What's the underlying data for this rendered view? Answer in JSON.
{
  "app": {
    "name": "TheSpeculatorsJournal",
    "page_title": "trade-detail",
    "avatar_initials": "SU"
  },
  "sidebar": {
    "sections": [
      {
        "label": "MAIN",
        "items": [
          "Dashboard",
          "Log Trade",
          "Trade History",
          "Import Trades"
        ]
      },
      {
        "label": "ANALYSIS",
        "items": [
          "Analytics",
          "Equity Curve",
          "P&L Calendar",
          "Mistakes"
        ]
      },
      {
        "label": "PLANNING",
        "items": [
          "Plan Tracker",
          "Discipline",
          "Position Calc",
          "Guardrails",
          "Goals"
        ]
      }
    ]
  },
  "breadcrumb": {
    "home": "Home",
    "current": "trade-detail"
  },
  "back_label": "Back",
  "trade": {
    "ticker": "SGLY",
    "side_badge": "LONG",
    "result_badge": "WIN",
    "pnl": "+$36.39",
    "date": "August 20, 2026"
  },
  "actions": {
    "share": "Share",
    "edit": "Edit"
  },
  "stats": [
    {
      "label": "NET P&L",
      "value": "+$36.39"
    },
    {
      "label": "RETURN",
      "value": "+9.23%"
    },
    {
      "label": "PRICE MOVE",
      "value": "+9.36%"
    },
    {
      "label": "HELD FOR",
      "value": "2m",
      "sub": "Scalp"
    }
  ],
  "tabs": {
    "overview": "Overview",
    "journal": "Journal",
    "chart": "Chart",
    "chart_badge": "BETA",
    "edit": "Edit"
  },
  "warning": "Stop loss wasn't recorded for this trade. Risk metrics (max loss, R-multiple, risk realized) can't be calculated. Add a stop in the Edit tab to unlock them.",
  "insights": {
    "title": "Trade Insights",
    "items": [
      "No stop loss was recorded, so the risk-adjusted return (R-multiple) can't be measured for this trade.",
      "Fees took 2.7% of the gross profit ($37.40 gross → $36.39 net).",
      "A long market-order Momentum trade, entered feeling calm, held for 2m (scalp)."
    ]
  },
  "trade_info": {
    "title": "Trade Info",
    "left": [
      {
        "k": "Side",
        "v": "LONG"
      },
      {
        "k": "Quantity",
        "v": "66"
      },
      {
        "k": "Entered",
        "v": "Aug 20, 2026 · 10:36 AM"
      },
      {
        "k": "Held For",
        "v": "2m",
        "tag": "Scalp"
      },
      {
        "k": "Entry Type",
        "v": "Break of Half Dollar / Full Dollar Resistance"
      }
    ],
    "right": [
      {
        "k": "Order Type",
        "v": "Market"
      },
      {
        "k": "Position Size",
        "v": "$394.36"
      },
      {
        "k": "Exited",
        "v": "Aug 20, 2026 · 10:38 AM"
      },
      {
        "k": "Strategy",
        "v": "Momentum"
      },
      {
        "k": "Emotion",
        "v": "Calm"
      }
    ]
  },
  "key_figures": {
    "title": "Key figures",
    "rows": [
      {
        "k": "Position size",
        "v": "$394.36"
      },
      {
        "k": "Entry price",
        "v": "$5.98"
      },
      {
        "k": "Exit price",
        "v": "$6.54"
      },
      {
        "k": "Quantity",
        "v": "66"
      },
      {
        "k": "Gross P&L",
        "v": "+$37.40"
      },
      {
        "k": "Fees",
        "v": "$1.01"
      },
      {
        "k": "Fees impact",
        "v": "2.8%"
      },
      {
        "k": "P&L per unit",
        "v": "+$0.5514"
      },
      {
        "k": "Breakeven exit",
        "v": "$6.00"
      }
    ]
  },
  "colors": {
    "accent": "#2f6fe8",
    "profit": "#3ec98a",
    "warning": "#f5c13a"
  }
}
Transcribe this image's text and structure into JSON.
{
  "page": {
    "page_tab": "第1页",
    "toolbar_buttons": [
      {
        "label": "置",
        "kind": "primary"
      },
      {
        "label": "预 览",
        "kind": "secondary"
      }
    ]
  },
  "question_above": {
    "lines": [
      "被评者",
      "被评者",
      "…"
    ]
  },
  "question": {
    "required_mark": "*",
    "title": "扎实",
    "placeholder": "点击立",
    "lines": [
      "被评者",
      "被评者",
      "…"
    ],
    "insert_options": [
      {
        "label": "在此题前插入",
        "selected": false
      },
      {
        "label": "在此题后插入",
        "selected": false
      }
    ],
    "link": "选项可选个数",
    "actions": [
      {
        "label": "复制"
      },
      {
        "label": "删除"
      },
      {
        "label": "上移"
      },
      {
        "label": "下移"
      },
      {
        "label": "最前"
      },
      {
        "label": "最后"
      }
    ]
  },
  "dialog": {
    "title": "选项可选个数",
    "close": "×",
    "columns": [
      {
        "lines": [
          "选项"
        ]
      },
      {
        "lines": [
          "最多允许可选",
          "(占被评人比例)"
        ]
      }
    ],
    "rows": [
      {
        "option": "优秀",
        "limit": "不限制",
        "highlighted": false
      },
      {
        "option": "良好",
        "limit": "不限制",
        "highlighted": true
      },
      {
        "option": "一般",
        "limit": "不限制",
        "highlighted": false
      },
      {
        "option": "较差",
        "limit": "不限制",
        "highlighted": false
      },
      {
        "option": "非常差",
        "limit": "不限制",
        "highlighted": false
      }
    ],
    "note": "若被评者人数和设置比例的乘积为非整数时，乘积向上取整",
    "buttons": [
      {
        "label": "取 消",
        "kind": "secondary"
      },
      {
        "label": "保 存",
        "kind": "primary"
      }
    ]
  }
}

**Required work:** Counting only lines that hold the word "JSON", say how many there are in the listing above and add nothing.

**Problem solution:** 2